The holiday season is officially upon us. It’s the time of year where the most emotional, elaborate, and effective ad campaigns drive a fifth of all retail sales for the entire year.
But at their best, holiday campaigns can impact much more than sales. They create movements and conversations that can dramatically affect how a brand, the industry and consumers behave during holiday seasons for years to come.
By now, we are all familiar with REI’s #OptOutside campaign, and this year marked the third season that it closed its physical and virtual doors on Thanksgiving and Black Friday. The core of the #OptOutside campaign, encourages a shift in conventional consumerism to reject Black Friday and take pleasure in the exploration of the great outdoors. From the beginning, this campaign has been met with praise and appreciation by those that have grown weary of mounting Black Friday commercialism. REI has seen a growth in sales since the launch of the campaign, despite the Black Friday closings, proving that for them, sacrificing sales on one of the busiest shopping days of the year is worth it in more ways than one.
Then there’s Cards Against Humanity. No stranger to controversial strategies and marketing tactics, this year, CAH launched a campaign that was originally billed as a movement to thwart construction and completion of a US – Mexico border wall.
At it’s mid-November launch, the brand indicated that all proceeds from the purchase of the Holiday pack would be used toward efforts to halt construction of said wall. But, what started as a politically motivated concept has morphed into an opportunity to tackle one of the biggest issues in the world: wealth inequality.
And yes, I’m still talking about a holiday campaign.
CAH, the self-described “party game for horrible people” is using its platform and our collective conscience to bring awareness to and take a small bite out of how “truly fucked” we all are by income inequality. So, after donating the majority of the proceeds to its original plan, it identified CAH subscribers that could benefit the most from a redistribution of wealth and gifted them with either a $15 refund or a $1,000 gift to use at their own discretion, this holiday season. Read more about it all here.
Rather than creating a traditional advertising campaign that pushed something typical like a holiday-themed version of the game, true to their brand, CAH took on a much bigger issue and started a conversation that they value more a batch of cards.

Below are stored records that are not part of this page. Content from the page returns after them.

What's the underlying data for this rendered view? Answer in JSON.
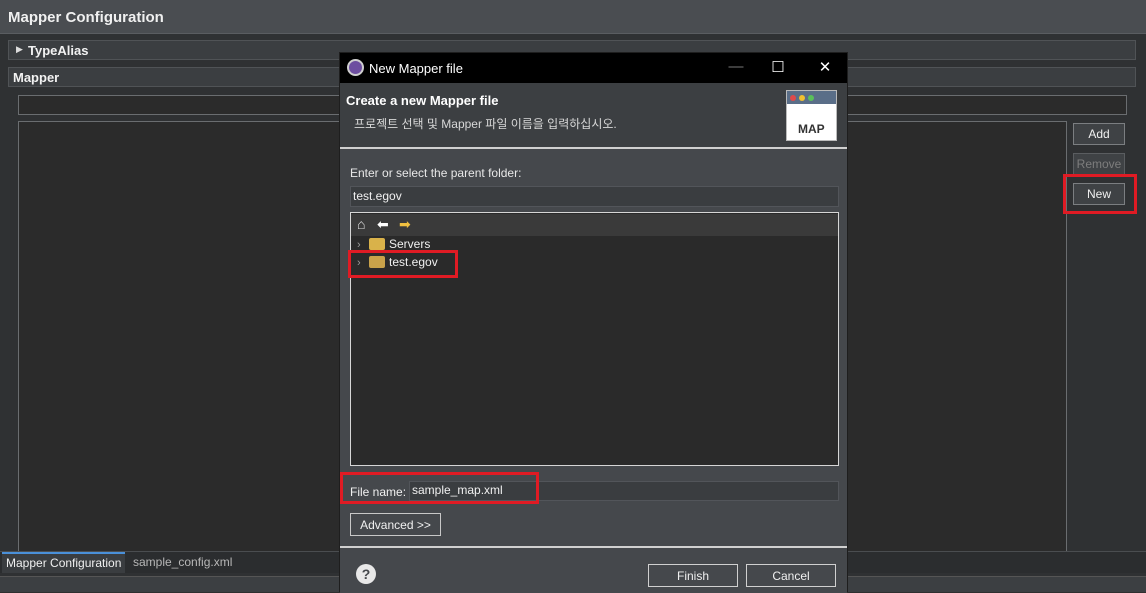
{
  "editor": {
    "title": "Mapper Configuration",
    "typealias_label": "TypeAlias",
    "mapper_label": "Mapper",
    "buttons": {
      "add": "Add",
      "remove": "Remove",
      "new": "New"
    }
  },
  "bottom_tabs": {
    "mapper": "Mapper Configuration",
    "sample": "sample_config.xml"
  },
  "dialog": {
    "title": "New Mapper file",
    "banner_title": "Create a new Mapper file",
    "banner_desc": "프로젝트 선택 및 Mapper 파일 이름을 입력하십시오.",
    "map_icon_label": "MAP",
    "parent_label": "Enter or select the parent folder:",
    "parent_value": "test.egov",
    "tree_items": [
      {
        "label": "Servers"
      },
      {
        "label": "test.egov"
      }
    ],
    "filename_label": "File name:",
    "filename_value": "sample_map.xml",
    "advanced_label": "Advanced >>",
    "finish_label": "Finish",
    "cancel_label": "Cancel",
    "help_symbol": "?"
  },
  "icons": [
    "gear-icon",
    "minimize-icon",
    "maximize-icon",
    "close-icon",
    "home-icon",
    "back-arrow-icon",
    "forward-arrow-icon",
    "folder-icon",
    "project-icon",
    "help-icon",
    "triangle-right-icon"
  ],
  "colors": {
    "highlight": "#e01b24",
    "dialog_bg": "#45484c",
    "titlebar": "#000000"
  }
}
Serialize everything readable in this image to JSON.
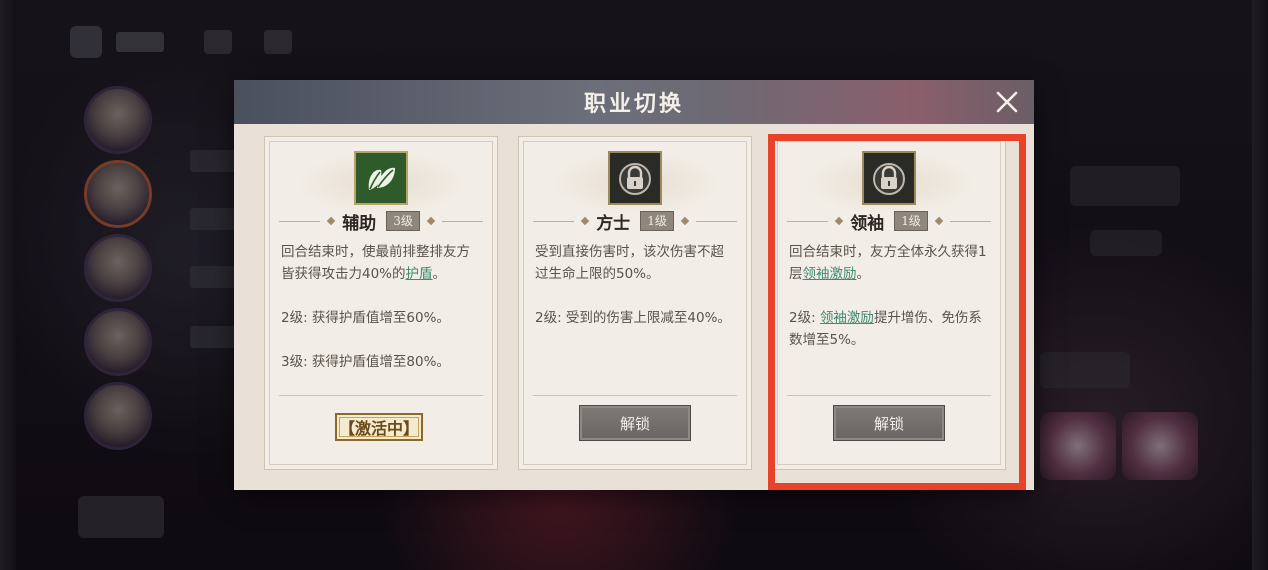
{
  "dialog": {
    "title": "职业切换"
  },
  "cards": [
    {
      "name": "辅助",
      "level": "3级",
      "icon": "leaf-icon",
      "status": "unlocked",
      "desc": [
        {
          "pre": "回合结束时，使最前排整排友方皆获得攻击力40%的",
          "hl": "护盾",
          "post": "。"
        },
        {
          "pre": "2级: 获得护盾值增至60%。",
          "hl": "",
          "post": ""
        },
        {
          "pre": "3级: 获得护盾值增至80%。",
          "hl": "",
          "post": ""
        }
      ],
      "active_label": "【激活中】"
    },
    {
      "name": "方士",
      "level": "1级",
      "icon": "lock-icon",
      "status": "locked",
      "desc": [
        {
          "pre": "受到直接伤害时，该次伤害不超过生命上限的50%。",
          "hl": "",
          "post": ""
        },
        {
          "pre": "2级: 受到的伤害上限减至40%。",
          "hl": "",
          "post": ""
        }
      ],
      "button_label": "解锁"
    },
    {
      "name": "领袖",
      "level": "1级",
      "icon": "lock-icon",
      "status": "locked",
      "desc": [
        {
          "pre": "回合结束时，友方全体永久获得1层",
          "hl": "领袖激励",
          "post": "。"
        },
        {
          "pre": "2级: ",
          "hl": "领袖激励",
          "post": "提升增伤、免伤系数增至5%。"
        }
      ],
      "button_label": "解锁"
    }
  ],
  "colors": {
    "highlight_box": "#e8432a",
    "keyword": "#3f8a72",
    "header": "#6b6f7a"
  }
}
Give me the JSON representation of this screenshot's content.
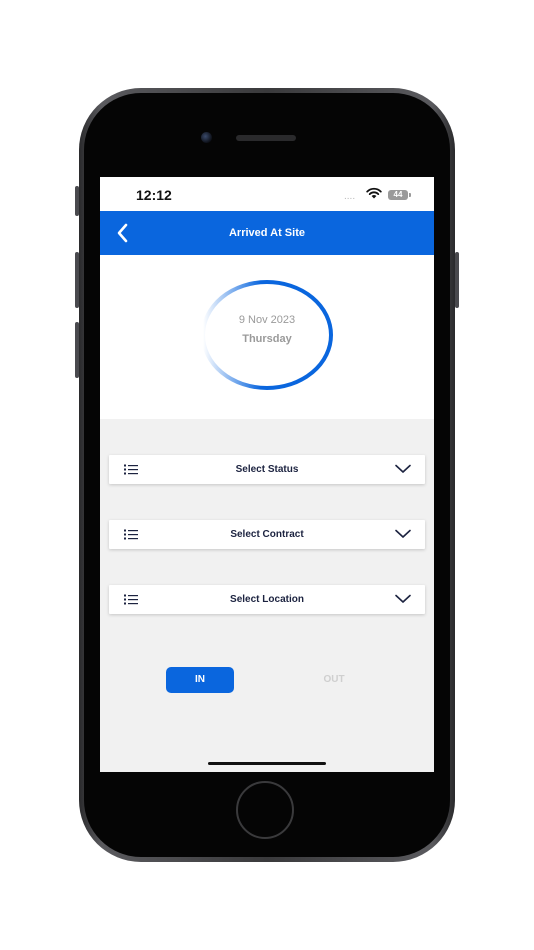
{
  "status_bar": {
    "time": "12:12",
    "signal": "....",
    "battery": "44"
  },
  "header": {
    "title": "Arrived At Site",
    "back_icon": "chevron-left-icon"
  },
  "date_card": {
    "date": "9 Nov 2023",
    "weekday": "Thursday"
  },
  "selects": [
    {
      "label": "Select Status",
      "icon": "list-icon"
    },
    {
      "label": "Select Contract",
      "icon": "list-icon"
    },
    {
      "label": "Select Location",
      "icon": "list-icon"
    }
  ],
  "toggle": {
    "in_label": "IN",
    "out_label": "OUT",
    "selected": "IN"
  },
  "colors": {
    "accent": "#0a66de",
    "background": "#f1f1f1",
    "label_dark": "#1c2340"
  }
}
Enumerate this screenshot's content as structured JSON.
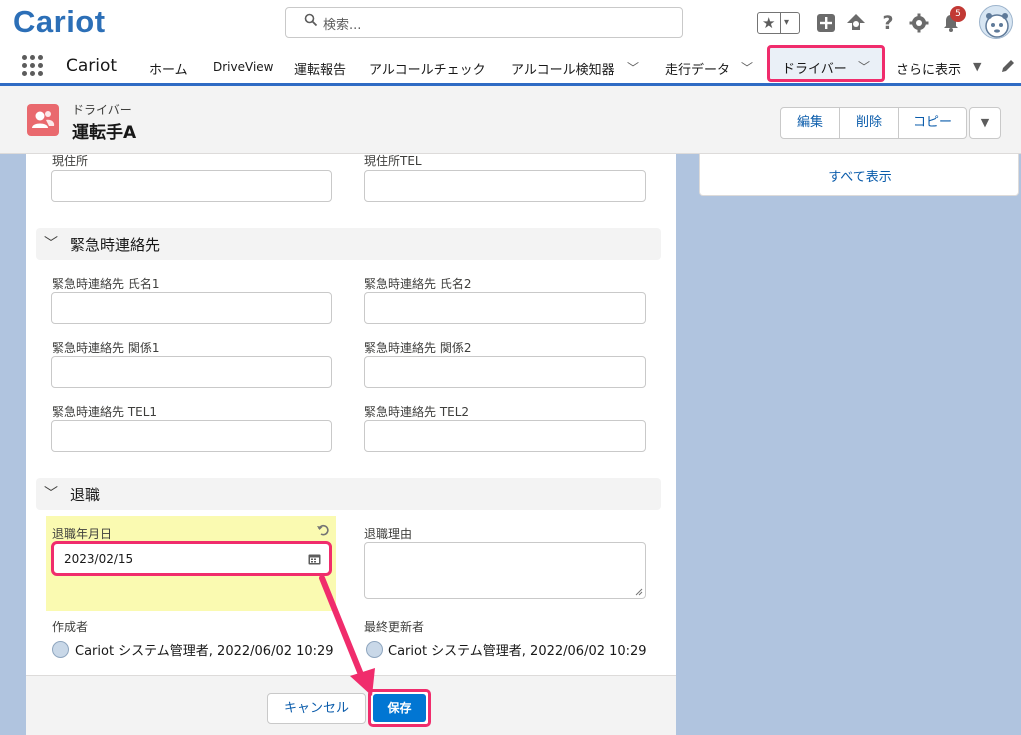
{
  "header": {
    "logo": "Cariot",
    "search_placeholder": "検索...",
    "notification_count": "5"
  },
  "nav": {
    "app_name": "Cariot",
    "items": [
      {
        "label": "ホーム"
      },
      {
        "label": "DriveView"
      },
      {
        "label": "運転報告"
      },
      {
        "label": "アルコールチェック"
      },
      {
        "label": "アルコール検知器"
      },
      {
        "label": "走行データ"
      },
      {
        "label": "ドライバー"
      },
      {
        "label": "さらに表示"
      }
    ]
  },
  "record": {
    "object_label": "ドライバー",
    "name": "運転手A",
    "actions": {
      "edit": "編集",
      "delete": "削除",
      "copy": "コピー"
    }
  },
  "sidebar": {
    "show_all": "すべて表示"
  },
  "form": {
    "address_label": "現住所",
    "address_tel_label": "現住所TEL",
    "emergency_section": "緊急時連絡先",
    "emergency_name1": "緊急時連絡先 氏名1",
    "emergency_name2": "緊急時連絡先 氏名2",
    "emergency_rel1": "緊急時連絡先 関係1",
    "emergency_rel2": "緊急時連絡先 関係2",
    "emergency_tel1": "緊急時連絡先 TEL1",
    "emergency_tel2": "緊急時連絡先 TEL2",
    "retirement_section": "退職",
    "retirement_date_label": "退職年月日",
    "retirement_date_value": "2023/02/15",
    "retirement_reason_label": "退職理由",
    "created_by_label": "作成者",
    "created_by_value": "Cariot システム管理者, 2022/06/02 10:29",
    "modified_by_label": "最終更新者",
    "modified_by_value": "Cariot システム管理者, 2022/06/02 10:29"
  },
  "footer": {
    "cancel": "キャンセル",
    "save": "保存"
  },
  "colors": {
    "brand": "#2c6fb7",
    "highlight": "#f02c6c",
    "primary_button": "#0176d3",
    "changed_field": "#fafab1"
  }
}
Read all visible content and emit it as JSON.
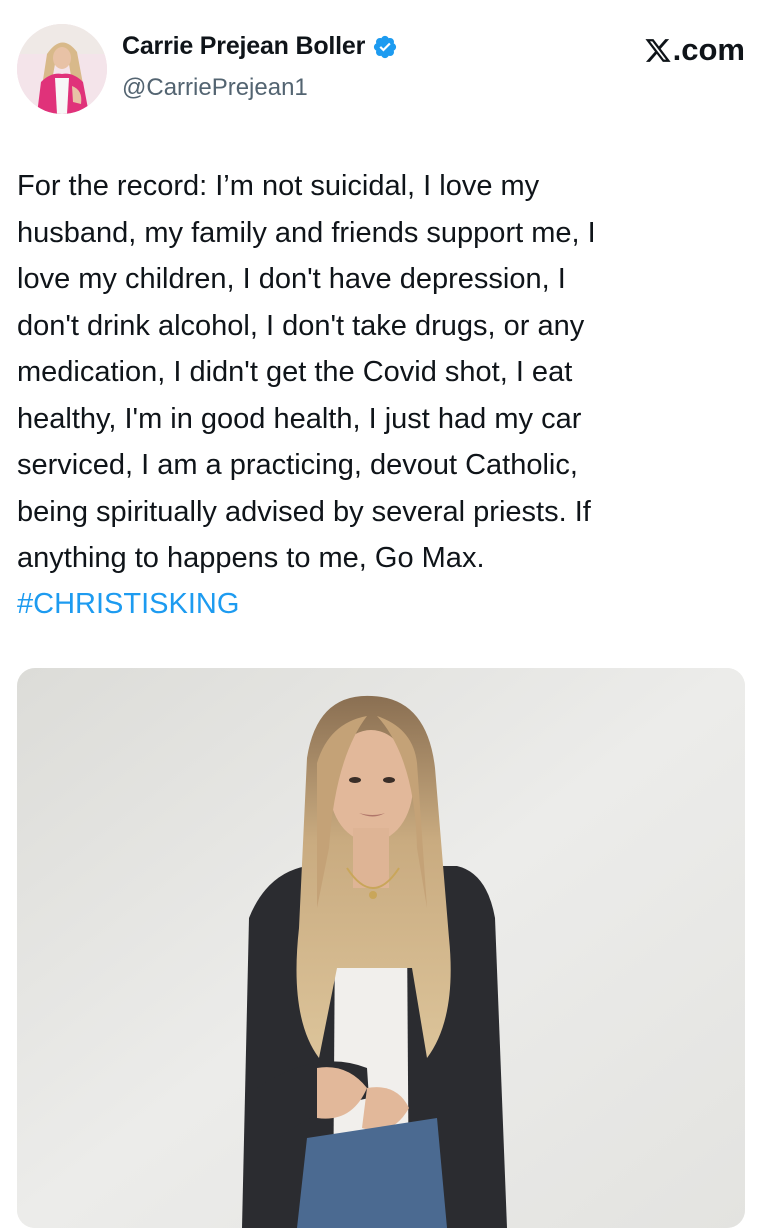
{
  "header": {
    "display_name": "Carrie Prejean Boller",
    "handle": "@CarriePrejean1",
    "site": ".com",
    "verified_color": "#1d9bf0",
    "icons": {
      "verified": "verified-badge-icon",
      "brand": "x-logo-icon"
    }
  },
  "tweet": {
    "text": "For the record: I’m not suicidal, I love my\nhusband, my family and friends support me, I\nlove my children, I don't have depression, I\ndon't drink alcohol, I don't take drugs, or any\nmedication, I didn't get the Covid shot, I eat\nhealthy, I'm in good health, I just had my car\nserviced, I am a practicing, devout Catholic,\nbeing spiritually advised by several priests. If\nanything to happens to me, Go Max.",
    "hashtag": "#CHRISTISKING",
    "hashtag_color": "#1d9bf0"
  }
}
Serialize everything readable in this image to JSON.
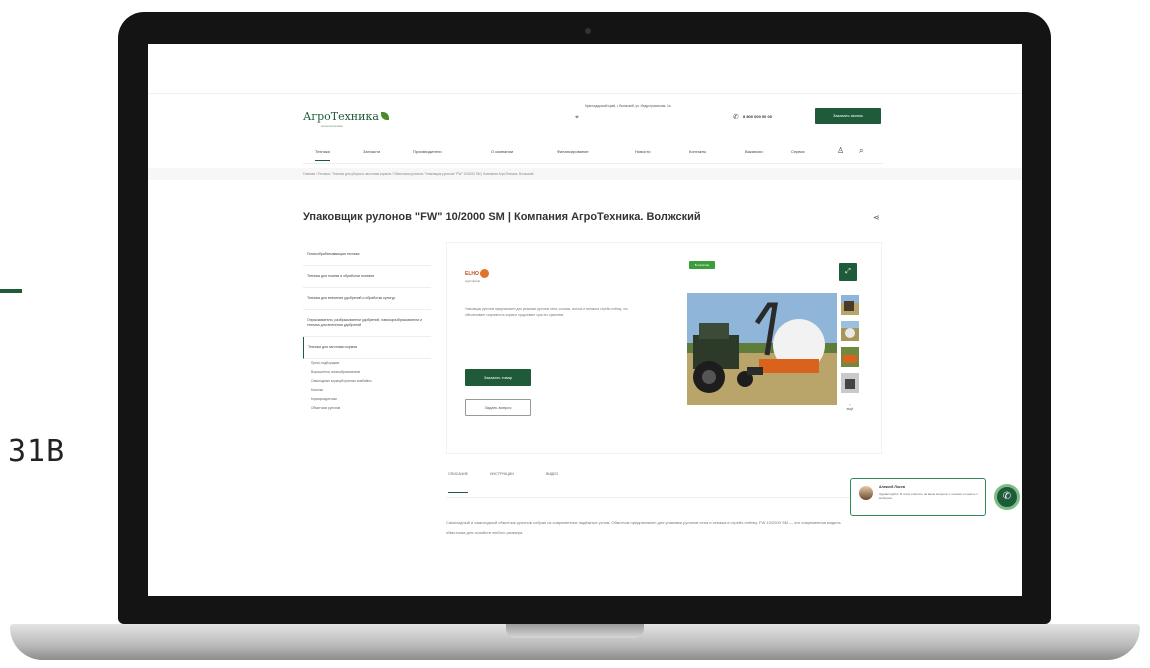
{
  "side_label": "31В",
  "header": {
    "logo_text": "АгроТехника",
    "logo_sub": "сельхозтехника",
    "address": "Краснодарский край, г. Волжский, ул. Индустриальная, 1а",
    "phone": "8 800 000 00 00",
    "callback_label": "Заказать звонок"
  },
  "nav": {
    "items": [
      "Техника",
      "Запчасти",
      "Производители",
      "О компании",
      "Финансирование",
      "Новости",
      "Контакты",
      "Вакансии",
      "Сервис"
    ],
    "active": "Техника"
  },
  "breadcrumb": "Главная  /  Техника  /  Техника для уборки и заготовки кормов  /  Обмотчики рулонов  /  Упаковщик рулонов \"FW\" 10/2000 SM | Компания АгроТехника. Волжский",
  "page_title": "Упаковщик рулонов \"FW\" 10/2000 SM | Компания АгроТехника. Волжский",
  "sidebar": {
    "items": [
      "Почвообрабатывающая техника",
      "Техника для посева и обработки посевов",
      "Техника для внесения удобрений и обработки культур",
      "Опрыскиватели, разбрасыватели удобрений, навозоразбрасыватели и техника для внесения удобрений",
      "Техника для заготовки кормов"
    ],
    "subitems": [
      "Пресс-подборщики",
      "Ворошители, валкообразователи",
      "Самоходные кормоуборочные комбайны",
      "Косилки",
      "Кормораздатчики",
      "Обмотчики рулонов"
    ]
  },
  "product": {
    "brand": "ELHO",
    "brand_sub": "Agricultural",
    "description": "Упаковщик рулонов предназначен для упаковки рулонов сена, соломы, силоса и сенажа в стрейч-плёнку, что обеспечивает сохранность корма и продлевает срок его хранения.",
    "badge": "В наличии",
    "order_label": "Заказать товар",
    "ask_label": "Задать вопрос",
    "more_label": "ещё"
  },
  "tabs": [
    "ОПИСАНИЕ",
    "ИНСТРУКЦИИ",
    "ВИДЕО"
  ],
  "description_text": "Самоходный и самоходный обмотчик рулонов собран из современных надёжных узлов. Обмотчик предназначен для упаковки рулонов сена и сенажа в стрейч-плёнку. FW 10/2000 SM — это современная модель обмотчика для хозяйств любого размера.",
  "chat": {
    "name": "Алексей Лосев",
    "message": "Здравствуйте! Я готов ответить на ваши вопросы о технике и помочь с выбором."
  },
  "colors": {
    "brand_green": "#1f5b3b",
    "badge_green": "#3b9e3a",
    "accent_orange": "#e0742a"
  }
}
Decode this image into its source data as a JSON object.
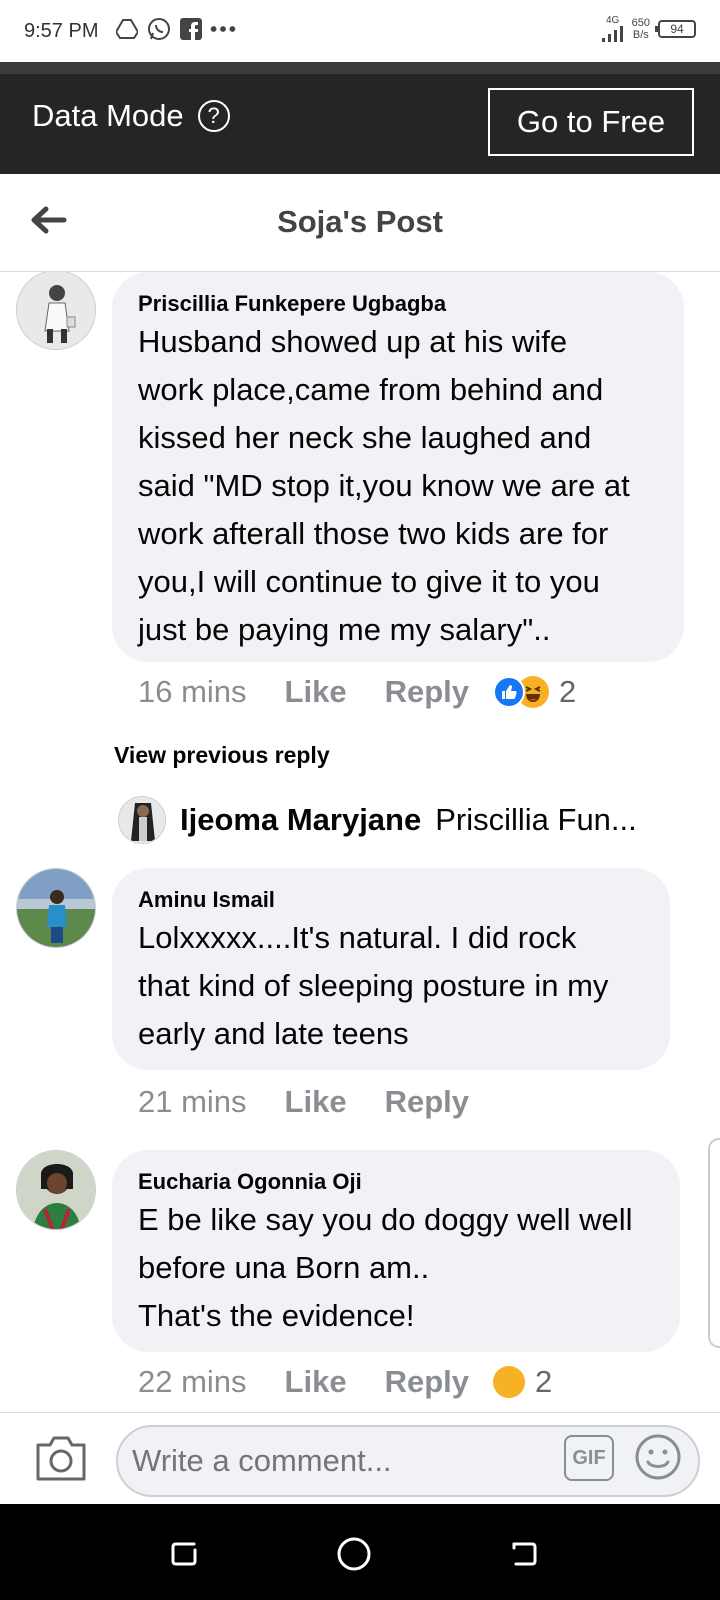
{
  "status_bar": {
    "time": "9:57 PM",
    "signal": "4G",
    "net_speed_value": "650",
    "net_speed_unit": "B/s",
    "battery": "94",
    "icons": [
      "drive-icon",
      "whatsapp-icon",
      "facebook-icon",
      "more-dots-icon"
    ]
  },
  "data_mode": {
    "label": "Data Mode",
    "help": "?",
    "button": "Go to Free"
  },
  "header": {
    "title": "Soja's Post"
  },
  "comments": [
    {
      "author": "Priscillia Funkepere Ugbagba",
      "text": "Husband showed up at his wife\nwork place,came from behind and\nkissed her neck she laughed and\nsaid \"MD stop it,you know we are at\nwork afterall those two kids are for\nyou,I will continue to give it to you\njust be paying me my salary\"..",
      "time": "16 mins",
      "like": "Like",
      "reply": "Reply",
      "reaction_count": "2"
    },
    {
      "author": "Aminu Ismail",
      "text": "Lolxxxxx....It's natural. I did rock\nthat kind of sleeping posture in my\nearly and late teens",
      "time": "21 mins",
      "like": "Like",
      "reply": "Reply"
    },
    {
      "author": "Eucharia Ogonnia Oji",
      "text": "E be like say you do doggy well well\nbefore una Born am..\nThat's the evidence!",
      "time": "22 mins",
      "like": "Like",
      "reply": "Reply",
      "reaction_count": "2"
    }
  ],
  "view_previous": "View previous reply",
  "reply_preview": {
    "name": "Ijeoma Maryjane",
    "snippet": "Priscillia Fun..."
  },
  "composer": {
    "placeholder": "Write a comment...",
    "gif": "GIF"
  }
}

Ultimately, there is no clearly defined way to execute an impactful holiday campaign but during such a tradition-laden time of the year, marketing with a cause is sure to break through the clutter and impact more than just your brand’s bottom line.